And the show is able to reference its past installments without being overly insular or self-referential. A viewer may not recognize that the end credits music is “For the Damaged Coda,” the same Blonde Redhead song that accompanied Eyepatch Morty’s Keyser Soze-like melding into the crowd at the end of “Close Rick-Counters of the Rick Kind.” Even without the realization that this same character now controls the interdimensional hub through which Ricks and Mortys (yes, even the Steve Jobs and trunk-nosed ones) gather, there’s a sadness to seeing the manipulation of a misled populace. Even if it’s in a tiny corner of an animated series’ mythology, this hostile takeover still has a heavy sense of tragedy to it.
Despite dealing with these heady themes in an intricately woven batch of storylines, “Rick and Morty” doesn’t sacrifice any of its trademark visual absurdity. Anyone who recognized the top hat logo on the Simple Rick’s bars was waiting for the eventual Wonka payoff. The buffoonery of the Citadel presidential debate balanced the thematically fitting Juggling Rick with a Rent is Too Damn High Rick (Rick is Too Damn High?), proving that Jimmy McMillan still has some cultural cachet left. And considering the show undoubtedly was in production by then, the Nightly News Rick Clones seem to have predicted the bizarre “Anderson Cooper interviewing future versions of himself” meme from last month, too. (This episode must have been a delight for the character design team. So many new Rick hairdos to cycle through!)
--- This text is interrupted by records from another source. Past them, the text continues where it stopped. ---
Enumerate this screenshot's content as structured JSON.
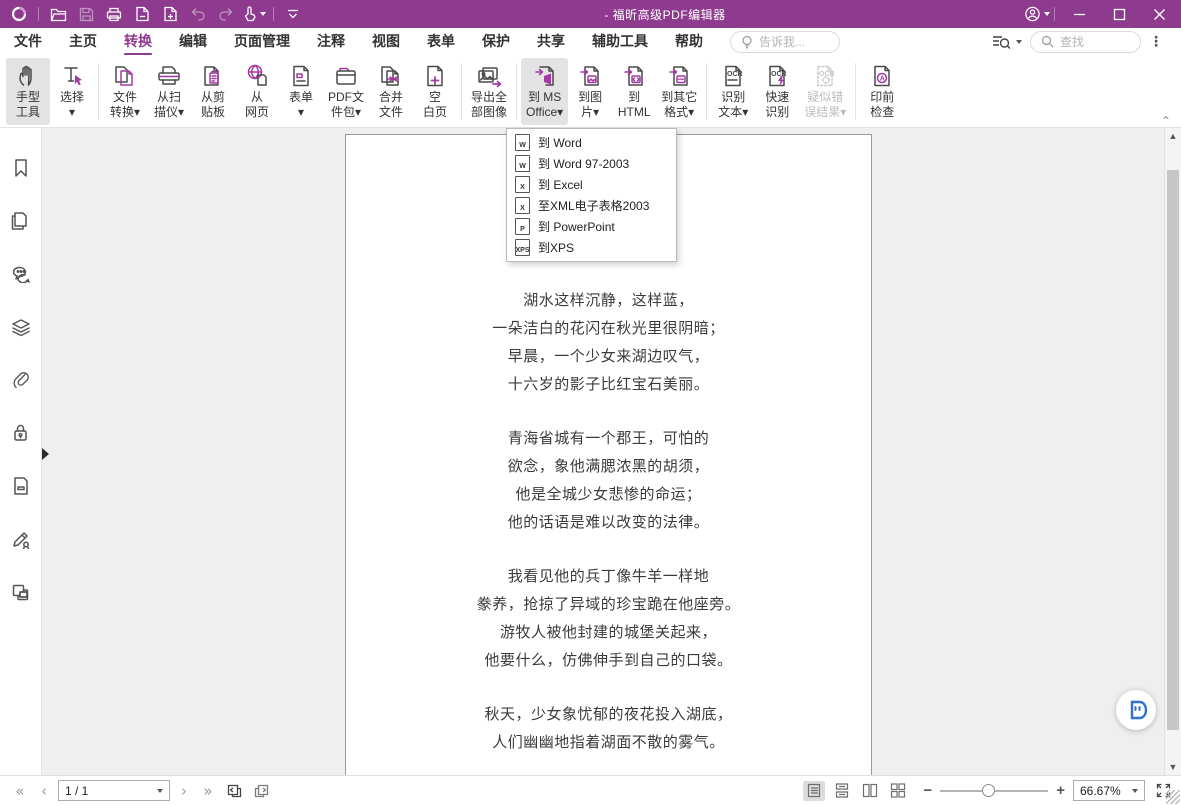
{
  "titlebar": {
    "title": "- 福昕高级PDF编辑器"
  },
  "menubar": {
    "tabs": [
      {
        "label": "文件"
      },
      {
        "label": "主页"
      },
      {
        "label": "转换"
      },
      {
        "label": "编辑"
      },
      {
        "label": "页面管理"
      },
      {
        "label": "注释"
      },
      {
        "label": "视图"
      },
      {
        "label": "表单"
      },
      {
        "label": "保护"
      },
      {
        "label": "共享"
      },
      {
        "label": "辅助工具"
      },
      {
        "label": "帮助"
      }
    ],
    "active_tab": "转换",
    "tell_me_placeholder": "告诉我...",
    "find_placeholder": "查找"
  },
  "ribbon": {
    "groups": [
      {
        "buttons": [
          {
            "label": "手型\n工具",
            "icon": "hand-tool-icon",
            "state": "pressed"
          },
          {
            "label": "选择\n▾",
            "icon": "select-tool-icon"
          }
        ]
      },
      {
        "buttons": [
          {
            "label": "文件\n转换▾",
            "icon": "convert-file-icon"
          },
          {
            "label": "从扫\n描仪▾",
            "icon": "from-scanner-icon"
          },
          {
            "label": "从剪\n贴板",
            "icon": "from-clipboard-icon"
          },
          {
            "label": "从\n网页",
            "icon": "from-web-icon"
          },
          {
            "label": "表单\n▾",
            "icon": "form-icon"
          },
          {
            "label": "PDF文\n件包▾",
            "icon": "pdf-portfolio-icon"
          },
          {
            "label": "合并\n文件",
            "icon": "combine-files-icon"
          },
          {
            "label": "空\n白页",
            "icon": "blank-page-icon"
          }
        ]
      },
      {
        "buttons": [
          {
            "label": "导出全\n部图像",
            "icon": "export-images-icon"
          }
        ]
      },
      {
        "buttons": [
          {
            "label": "到 MS\nOffice▾",
            "icon": "to-ms-office-icon",
            "state": "pressed"
          },
          {
            "label": "到图\n片▾",
            "icon": "to-image-icon"
          },
          {
            "label": "到\nHTML",
            "icon": "to-html-icon"
          },
          {
            "label": "到其它\n格式▾",
            "icon": "to-other-format-icon"
          }
        ]
      },
      {
        "buttons": [
          {
            "label": "识别\n文本▾",
            "icon": "ocr-text-icon"
          },
          {
            "label": "快速\n识别",
            "icon": "ocr-quick-icon"
          },
          {
            "label": "疑似错\n误结果▾",
            "icon": "ocr-suspects-icon",
            "state": "disabled"
          }
        ]
      },
      {
        "buttons": [
          {
            "label": "印前\n检查",
            "icon": "preflight-icon"
          }
        ]
      }
    ]
  },
  "dropdown": {
    "items": [
      {
        "badge": "W",
        "label": "到 Word"
      },
      {
        "badge": "W",
        "label": "到 Word 97-2003"
      },
      {
        "badge": "X",
        "label": "到 Excel"
      },
      {
        "badge": "X",
        "label": "至XML电子表格2003"
      },
      {
        "badge": "P",
        "label": "到 PowerPoint"
      },
      {
        "badge": "XPS",
        "label": "到XPS"
      }
    ]
  },
  "sidebar": {
    "icons": [
      "bookmarks-icon",
      "page-thumbnails-icon",
      "comments-icon",
      "layers-icon",
      "attachments-icon",
      "security-icon",
      "destinations-icon",
      "signatures-icon",
      "articles-icon"
    ]
  },
  "document": {
    "stanzas": [
      [
        "湖水这样沉静，这样蓝，",
        "一朵洁白的花闪在秋光里很阴暗；",
        "早晨，一个少女来湖边叹气，",
        "十六岁的影子比红宝石美丽。"
      ],
      [
        "青海省城有一个郡王，可怕的",
        "欲念，象他满腮浓黑的胡须，",
        "他是全城少女悲惨的命运；",
        "他的话语是难以改变的法律。"
      ],
      [
        "我看见他的兵丁像牛羊一样地",
        "豢养，抢掠了异域的珍宝跪在他座旁。",
        "游牧人被他封建的城堡关起来，",
        "他要什么，仿佛伸手到自己的口袋。"
      ],
      [
        "秋天，少女象忧郁的夜花投入湖底，",
        "人们幽幽地指着湖面不散的雾气。"
      ]
    ]
  },
  "statusbar": {
    "page_indicator": "1 / 1",
    "zoom_level": "66.67%"
  },
  "colors": {
    "titlebar": "#8e3a8e",
    "accent": "#8e3a8e",
    "icon_accent": "#a23aa2",
    "ai_button_blue": "#2f6fd6"
  }
}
The preview clip for next week has a Rick aside about not having a third “Interdimensional Cable” episode. After “The Ricklantis Mixup,” it’s hard to see a need to ever go back to that premise when the show has now brought that concept to life in an unexpected and fulfilling way. This didn’t feel like a spliced-together string of hilarious voiceover recording session fun runs or a handful of excuses to redo classic TV tropes. Those certainly have their place (sounds like an ad-lib or two might have made it into the Stand By Mortys fireside conversation). But to have all of these storylines mesh without having to sacrifice a second of runtime to explain this episode’s unique logic, “The Ricklantis Mixup” proves how the best of “Rick and Morty” can satisfy on an emotional and structural level. It may take a while for the show to head back to The Citadel, but this is the kind of episode that won’t be leaving the show’s (or the audience’s) subconscious anytime soon.
“Rick and Morty” Season 3 airs Sunday nights at 11:30 p.m. ET on Adult Swim.